 just to get to the paper work and to rubber stamp what we have                
 done.  Obviously we can shave off six months of the process if we             
 were able to administratively establish paternity.  We would use              
 the same standards as the court does now, and the same standards we           
 use to even send the cases to the court.  We would provide full due           
 process to those affected by the informal conference, and judicial            
 review if they so desire.  Basically, again, we are just faced with           
 a really horrible dilemma of trying to live within federal time               
 lines and the process is taking way too long.  We believe for                 
 yearly general fund investment of approximately $73,000 we can                
 bring in $850,000 per year in our share of AFDC reimbursements to             
 the state.  As far as the fiscal note goes, as usual, most of the             
 costs of our programs are paid for by the federal government.  They           
 have also been asking for states to take a look at finding any                
 administrative process that will speed up everything, as opposed to           
 having the courts do it.                                                      
 MS. STRAUBE explained that right now, if a child is born in                   
 wedlock, and you have the husband and wife both say that the child            
 is not the husband's, and you have a third party who says the child           
 is theirs, and they all three agree, they have to go to court right           
 now, they cannot do affidavits to change paternity.  This would               
 allow us to accept the affidavits of all three parties involved as            
 to who the real father is.  This happens often enough to be a big             
 MS. MAY added that Alaska is one of the states which has an                   
 administrative process for some portions of the child support                 
 enforcement system.  It is working quite well.  When this has been            
 discussed with obligor groups, they are in favor of having                    
 administrative establishment of paternity so that they do not have            

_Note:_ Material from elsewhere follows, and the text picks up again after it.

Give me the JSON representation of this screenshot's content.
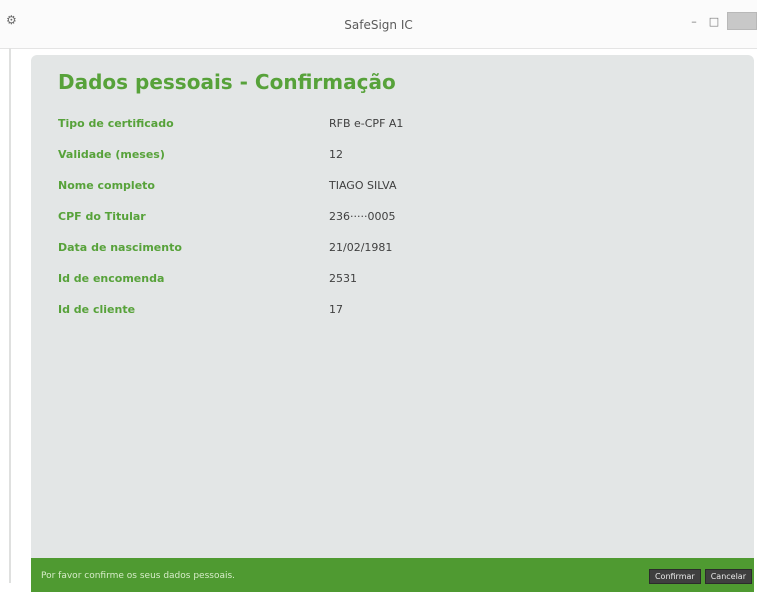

 to go through the court system.                                               
 REPRESENTATIVE DAVIS made amotion to move HB 244 out of committee           
 with individual recommendations and zero fiscal notes.  Hearing no            
 objection, it was so ordered.                                                 
 The House Judiciary Committee meeting adjourned at 3:30 p.m.                  

Document Name Date/Time Subjects